Ralph Waldo Emerson (1803-1882) was a founding force behind the Transcendentalist movement of the mid 19th century. He was a preacher and lecturer in Concord Massachusetts who gained international notoriety through his series of essays on nature and humanity. He was closely associated with other Transcendentalist thinkers including Margaret Fuller and Henry David Thoreau. He was also an early reader and supporter of Walt Whitman’s Leaves of Grass (1855). The “Concord Hymn” was written to be sung at the commemoration of the monument at the Concord Bridge—the second stage of the battle of Lexington and Concord, fought April 19, 1775. This was the first skirmish in the American Revolutionary War. The Bay State commemorates this battle annually with the Patriot’s Day holiday on the third Monday in April. Festivities include reenactments and parades in both Lexington and Concord and, of course, the running of the Boston Marathon.
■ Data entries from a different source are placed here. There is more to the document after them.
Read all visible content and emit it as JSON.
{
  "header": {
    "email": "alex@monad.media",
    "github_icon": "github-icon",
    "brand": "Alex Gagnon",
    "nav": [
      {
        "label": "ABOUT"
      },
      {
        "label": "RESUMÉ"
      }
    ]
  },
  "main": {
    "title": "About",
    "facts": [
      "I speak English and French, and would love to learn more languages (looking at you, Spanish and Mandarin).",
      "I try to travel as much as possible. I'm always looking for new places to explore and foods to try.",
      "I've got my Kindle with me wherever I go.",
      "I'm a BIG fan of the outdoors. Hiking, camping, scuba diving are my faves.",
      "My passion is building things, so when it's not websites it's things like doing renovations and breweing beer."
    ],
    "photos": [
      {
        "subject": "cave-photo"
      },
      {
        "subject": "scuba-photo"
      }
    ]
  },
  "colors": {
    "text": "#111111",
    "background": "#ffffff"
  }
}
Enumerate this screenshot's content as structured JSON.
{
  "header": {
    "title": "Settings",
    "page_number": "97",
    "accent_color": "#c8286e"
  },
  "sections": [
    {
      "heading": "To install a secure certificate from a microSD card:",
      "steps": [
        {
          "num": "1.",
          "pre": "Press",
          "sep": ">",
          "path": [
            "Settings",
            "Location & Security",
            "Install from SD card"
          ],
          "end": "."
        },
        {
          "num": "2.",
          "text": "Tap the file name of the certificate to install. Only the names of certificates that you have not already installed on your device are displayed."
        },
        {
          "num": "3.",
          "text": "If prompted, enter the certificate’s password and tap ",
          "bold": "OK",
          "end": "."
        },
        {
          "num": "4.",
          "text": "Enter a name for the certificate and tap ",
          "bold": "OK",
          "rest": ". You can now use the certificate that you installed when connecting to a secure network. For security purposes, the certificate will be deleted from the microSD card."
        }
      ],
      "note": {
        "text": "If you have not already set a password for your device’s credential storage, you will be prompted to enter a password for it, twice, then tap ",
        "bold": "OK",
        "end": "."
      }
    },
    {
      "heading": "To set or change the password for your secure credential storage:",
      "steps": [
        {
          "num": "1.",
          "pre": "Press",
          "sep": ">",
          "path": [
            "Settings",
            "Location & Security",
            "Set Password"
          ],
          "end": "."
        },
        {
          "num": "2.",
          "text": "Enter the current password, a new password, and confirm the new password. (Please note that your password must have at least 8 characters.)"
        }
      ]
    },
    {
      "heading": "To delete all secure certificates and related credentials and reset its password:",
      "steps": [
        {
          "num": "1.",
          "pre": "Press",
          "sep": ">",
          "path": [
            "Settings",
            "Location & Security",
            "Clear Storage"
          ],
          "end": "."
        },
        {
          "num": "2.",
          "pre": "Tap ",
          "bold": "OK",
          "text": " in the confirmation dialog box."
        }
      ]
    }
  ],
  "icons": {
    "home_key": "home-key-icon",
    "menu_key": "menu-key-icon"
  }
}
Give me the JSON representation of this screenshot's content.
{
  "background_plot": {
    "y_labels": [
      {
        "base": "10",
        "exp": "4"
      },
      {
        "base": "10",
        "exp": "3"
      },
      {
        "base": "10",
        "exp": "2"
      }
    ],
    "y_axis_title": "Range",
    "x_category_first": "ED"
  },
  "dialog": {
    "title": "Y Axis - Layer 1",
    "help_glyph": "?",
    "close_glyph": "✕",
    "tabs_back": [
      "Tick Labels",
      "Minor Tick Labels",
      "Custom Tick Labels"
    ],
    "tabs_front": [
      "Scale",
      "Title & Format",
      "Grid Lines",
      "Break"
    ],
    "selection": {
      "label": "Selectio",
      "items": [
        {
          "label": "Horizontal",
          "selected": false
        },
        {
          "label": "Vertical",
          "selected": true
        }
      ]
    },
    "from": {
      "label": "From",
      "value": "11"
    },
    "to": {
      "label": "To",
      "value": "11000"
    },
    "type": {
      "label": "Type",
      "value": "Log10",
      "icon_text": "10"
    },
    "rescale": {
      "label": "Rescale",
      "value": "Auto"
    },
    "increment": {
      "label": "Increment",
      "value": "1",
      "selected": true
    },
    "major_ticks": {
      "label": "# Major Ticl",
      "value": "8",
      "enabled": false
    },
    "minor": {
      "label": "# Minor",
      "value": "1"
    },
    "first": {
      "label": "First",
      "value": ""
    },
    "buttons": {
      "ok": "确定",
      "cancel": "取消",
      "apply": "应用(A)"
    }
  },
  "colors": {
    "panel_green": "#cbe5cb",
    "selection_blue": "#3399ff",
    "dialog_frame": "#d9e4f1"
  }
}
The first verse of this hymn is engraved in the base of the Concord Minuteman Statue by Daniel Chester French (erected 1875).

Sung at the Completion of the Concord Monument
April 19, 1836

By the rude bridge that arched the flood,
Their flag to April’s breeze unfurled,
Here once the embattled farmers stood,
And fired the shot heard round the world.

The foe long since in silence slept;
Alike the conqueror silent sleeps;
And Time the ruined bridge has swept
Down the dark stream which seaward creeps.

On this green bank, by this soft stream,
We set to-day a votive stone;
That memory may their deed redeem,
When, like our sires, our sons are gone.

Spirit, that made those heroes dare
To die, or leave their children free,
Bid Time and Nature gently spare
The shaft we raise to them and thee.